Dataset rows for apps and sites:
==================================================
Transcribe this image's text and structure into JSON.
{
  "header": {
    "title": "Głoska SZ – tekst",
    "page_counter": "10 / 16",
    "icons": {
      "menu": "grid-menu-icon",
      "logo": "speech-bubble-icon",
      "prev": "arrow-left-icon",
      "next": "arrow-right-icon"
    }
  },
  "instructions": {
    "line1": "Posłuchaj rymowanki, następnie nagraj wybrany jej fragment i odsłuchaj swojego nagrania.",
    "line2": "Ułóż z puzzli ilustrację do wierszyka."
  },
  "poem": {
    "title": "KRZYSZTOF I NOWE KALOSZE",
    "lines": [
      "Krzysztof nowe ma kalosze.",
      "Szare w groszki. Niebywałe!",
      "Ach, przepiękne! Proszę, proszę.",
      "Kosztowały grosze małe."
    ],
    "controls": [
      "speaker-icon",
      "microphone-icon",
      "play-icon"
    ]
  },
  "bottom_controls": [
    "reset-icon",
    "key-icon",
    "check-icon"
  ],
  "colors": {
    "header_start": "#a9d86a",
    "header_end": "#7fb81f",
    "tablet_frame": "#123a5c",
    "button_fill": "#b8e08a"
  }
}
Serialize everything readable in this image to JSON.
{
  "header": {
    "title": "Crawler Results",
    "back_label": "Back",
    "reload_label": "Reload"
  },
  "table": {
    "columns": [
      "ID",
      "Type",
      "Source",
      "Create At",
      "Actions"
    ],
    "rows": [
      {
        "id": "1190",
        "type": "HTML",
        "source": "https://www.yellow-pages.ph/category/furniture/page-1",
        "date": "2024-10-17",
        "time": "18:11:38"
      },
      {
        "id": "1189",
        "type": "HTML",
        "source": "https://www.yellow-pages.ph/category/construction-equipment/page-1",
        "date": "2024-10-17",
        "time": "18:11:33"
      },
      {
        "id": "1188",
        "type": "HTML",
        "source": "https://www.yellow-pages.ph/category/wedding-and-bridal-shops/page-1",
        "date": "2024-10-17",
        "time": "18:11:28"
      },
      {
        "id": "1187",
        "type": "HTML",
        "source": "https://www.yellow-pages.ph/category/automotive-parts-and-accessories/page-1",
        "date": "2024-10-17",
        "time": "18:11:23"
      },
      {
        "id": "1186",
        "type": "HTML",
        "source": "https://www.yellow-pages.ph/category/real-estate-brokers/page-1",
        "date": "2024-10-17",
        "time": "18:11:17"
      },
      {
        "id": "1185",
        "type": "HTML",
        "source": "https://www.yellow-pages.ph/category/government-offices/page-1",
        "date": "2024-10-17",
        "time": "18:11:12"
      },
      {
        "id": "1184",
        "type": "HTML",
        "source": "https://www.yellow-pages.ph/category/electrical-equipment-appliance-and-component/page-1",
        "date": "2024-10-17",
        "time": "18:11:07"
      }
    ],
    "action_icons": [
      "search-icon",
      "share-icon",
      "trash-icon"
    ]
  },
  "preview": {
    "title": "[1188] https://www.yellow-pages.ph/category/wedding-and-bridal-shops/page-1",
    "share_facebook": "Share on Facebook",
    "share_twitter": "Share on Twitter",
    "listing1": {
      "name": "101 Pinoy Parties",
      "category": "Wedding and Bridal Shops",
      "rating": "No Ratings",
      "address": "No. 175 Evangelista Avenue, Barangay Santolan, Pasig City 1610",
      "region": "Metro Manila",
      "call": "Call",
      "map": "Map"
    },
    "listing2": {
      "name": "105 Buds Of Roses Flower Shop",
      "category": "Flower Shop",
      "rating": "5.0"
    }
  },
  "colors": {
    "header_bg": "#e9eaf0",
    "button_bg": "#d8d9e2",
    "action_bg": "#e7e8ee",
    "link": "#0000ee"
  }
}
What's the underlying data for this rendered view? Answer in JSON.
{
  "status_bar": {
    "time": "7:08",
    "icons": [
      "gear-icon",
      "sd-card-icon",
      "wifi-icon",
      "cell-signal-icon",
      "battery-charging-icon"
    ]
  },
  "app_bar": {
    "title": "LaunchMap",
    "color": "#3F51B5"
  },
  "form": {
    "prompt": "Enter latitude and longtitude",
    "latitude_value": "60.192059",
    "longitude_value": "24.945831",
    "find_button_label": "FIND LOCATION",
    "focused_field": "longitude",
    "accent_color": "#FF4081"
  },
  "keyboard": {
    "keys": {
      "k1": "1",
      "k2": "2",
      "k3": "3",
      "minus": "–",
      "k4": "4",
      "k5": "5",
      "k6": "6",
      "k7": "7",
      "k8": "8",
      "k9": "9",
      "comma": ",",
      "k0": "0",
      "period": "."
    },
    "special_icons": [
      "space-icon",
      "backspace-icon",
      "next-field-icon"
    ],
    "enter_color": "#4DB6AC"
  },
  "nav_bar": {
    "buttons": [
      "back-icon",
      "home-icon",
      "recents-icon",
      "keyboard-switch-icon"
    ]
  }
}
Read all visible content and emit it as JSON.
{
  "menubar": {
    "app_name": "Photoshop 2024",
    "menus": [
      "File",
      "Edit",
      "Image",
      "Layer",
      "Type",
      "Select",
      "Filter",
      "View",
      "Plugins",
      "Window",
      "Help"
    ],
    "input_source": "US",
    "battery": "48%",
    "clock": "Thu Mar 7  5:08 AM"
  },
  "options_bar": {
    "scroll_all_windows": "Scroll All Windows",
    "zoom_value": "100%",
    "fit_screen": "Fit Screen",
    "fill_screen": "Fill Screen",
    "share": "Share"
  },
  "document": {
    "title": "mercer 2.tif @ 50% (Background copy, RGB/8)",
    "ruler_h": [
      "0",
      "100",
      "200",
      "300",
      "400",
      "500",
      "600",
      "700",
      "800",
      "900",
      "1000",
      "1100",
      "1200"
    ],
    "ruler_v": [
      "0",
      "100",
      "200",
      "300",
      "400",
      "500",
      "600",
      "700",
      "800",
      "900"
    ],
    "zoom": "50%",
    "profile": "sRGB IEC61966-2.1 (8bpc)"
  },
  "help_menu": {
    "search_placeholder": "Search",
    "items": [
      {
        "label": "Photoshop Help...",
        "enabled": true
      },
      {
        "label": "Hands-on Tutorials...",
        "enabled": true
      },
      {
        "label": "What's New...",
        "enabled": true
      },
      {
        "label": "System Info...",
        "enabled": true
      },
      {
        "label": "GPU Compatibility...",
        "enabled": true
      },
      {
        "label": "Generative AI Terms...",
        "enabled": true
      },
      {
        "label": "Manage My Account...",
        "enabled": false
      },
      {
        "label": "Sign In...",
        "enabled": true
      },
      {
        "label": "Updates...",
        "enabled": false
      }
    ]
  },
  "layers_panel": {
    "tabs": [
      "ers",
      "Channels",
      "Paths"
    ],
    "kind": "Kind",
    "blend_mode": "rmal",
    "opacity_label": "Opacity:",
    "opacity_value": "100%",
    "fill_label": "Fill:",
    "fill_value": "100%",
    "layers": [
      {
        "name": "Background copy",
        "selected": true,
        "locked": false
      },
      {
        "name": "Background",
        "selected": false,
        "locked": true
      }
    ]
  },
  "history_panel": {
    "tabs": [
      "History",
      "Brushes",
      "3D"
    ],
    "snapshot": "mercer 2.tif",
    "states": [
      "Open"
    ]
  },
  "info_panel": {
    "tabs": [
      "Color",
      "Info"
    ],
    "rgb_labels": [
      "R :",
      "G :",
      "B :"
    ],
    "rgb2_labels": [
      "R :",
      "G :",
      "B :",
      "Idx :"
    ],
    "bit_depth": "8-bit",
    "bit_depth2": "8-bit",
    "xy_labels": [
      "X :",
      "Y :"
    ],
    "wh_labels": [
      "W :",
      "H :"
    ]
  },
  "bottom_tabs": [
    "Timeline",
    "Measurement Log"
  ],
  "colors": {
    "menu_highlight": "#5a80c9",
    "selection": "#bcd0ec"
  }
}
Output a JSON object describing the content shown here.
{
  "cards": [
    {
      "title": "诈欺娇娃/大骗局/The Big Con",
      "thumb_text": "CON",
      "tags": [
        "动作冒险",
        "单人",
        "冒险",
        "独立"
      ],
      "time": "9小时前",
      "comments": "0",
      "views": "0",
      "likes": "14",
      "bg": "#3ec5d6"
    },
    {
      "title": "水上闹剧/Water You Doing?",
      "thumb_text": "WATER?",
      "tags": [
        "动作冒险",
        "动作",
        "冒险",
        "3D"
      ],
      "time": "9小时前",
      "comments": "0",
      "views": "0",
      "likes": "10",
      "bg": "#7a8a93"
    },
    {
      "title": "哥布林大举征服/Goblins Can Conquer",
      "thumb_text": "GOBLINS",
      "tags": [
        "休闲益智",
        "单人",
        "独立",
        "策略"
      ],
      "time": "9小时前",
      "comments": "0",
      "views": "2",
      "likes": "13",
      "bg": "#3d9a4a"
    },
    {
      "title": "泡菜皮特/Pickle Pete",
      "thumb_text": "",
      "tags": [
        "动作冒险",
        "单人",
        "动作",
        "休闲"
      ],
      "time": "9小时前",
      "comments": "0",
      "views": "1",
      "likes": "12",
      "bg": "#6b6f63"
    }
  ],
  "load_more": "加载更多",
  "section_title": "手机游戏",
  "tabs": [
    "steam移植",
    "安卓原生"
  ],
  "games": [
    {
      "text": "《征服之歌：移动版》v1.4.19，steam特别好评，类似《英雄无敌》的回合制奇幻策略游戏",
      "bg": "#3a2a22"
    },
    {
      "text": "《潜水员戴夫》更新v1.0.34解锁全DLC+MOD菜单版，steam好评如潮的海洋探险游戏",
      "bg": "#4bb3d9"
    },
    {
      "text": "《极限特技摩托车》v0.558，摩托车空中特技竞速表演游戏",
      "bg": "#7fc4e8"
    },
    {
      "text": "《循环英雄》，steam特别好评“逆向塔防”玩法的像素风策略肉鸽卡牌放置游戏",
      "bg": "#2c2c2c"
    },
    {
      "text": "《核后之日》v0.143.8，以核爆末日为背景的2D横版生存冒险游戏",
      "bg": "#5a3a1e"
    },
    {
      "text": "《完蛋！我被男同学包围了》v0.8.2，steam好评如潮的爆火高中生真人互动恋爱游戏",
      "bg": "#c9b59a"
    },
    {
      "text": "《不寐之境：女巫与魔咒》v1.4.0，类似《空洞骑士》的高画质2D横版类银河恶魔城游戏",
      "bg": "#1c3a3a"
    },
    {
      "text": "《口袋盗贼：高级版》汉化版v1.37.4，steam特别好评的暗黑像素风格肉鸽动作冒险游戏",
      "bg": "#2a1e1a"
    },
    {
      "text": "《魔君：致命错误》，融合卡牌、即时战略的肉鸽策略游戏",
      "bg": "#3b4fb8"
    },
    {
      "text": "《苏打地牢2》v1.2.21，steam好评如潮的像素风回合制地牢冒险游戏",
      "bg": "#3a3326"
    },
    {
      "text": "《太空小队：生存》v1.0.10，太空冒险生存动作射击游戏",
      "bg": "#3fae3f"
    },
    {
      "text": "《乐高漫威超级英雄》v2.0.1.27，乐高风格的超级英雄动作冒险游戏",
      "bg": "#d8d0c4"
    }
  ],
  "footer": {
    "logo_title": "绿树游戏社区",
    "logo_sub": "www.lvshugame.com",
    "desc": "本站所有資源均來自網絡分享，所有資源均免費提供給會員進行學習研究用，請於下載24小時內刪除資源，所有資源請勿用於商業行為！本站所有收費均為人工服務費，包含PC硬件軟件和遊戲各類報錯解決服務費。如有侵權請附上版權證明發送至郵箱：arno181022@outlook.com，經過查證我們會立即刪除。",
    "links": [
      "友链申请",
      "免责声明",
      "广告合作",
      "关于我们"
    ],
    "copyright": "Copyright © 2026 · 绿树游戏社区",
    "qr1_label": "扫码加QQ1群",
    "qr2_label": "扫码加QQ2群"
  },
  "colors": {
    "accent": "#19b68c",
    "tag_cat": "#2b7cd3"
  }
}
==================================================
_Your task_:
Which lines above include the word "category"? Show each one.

_Result of the exercise_:
        "source": "https://www.yellow-pages.ph/category/furniture/page-1",
        "source": "https://www.yellow-pages.ph/category/construction-equipment/page-1",
        "source": "https://www.yellow-pages.ph/category/wedding-and-bridal-shops/page-1",
        "source": "https://www.yellow-pages.ph/category/automotive-parts-and-accessories/page-1",
        "source": "https://www.yellow-pages.ph/category/real-estate-brokers/page-1",
        "source": "https://www.yellow-pages.ph/category/government-offices/page-1",
        "source": "https://www.yellow-pages.ph/category/electrical-equipment-appliance-and-component/page-1",
    "title": "[1188] https://www.yellow-pages.ph/category/wedding-and-bridal-shops/page-1",
      "category": "Wedding and Bridal Shops",
      "category": "Flower Shop",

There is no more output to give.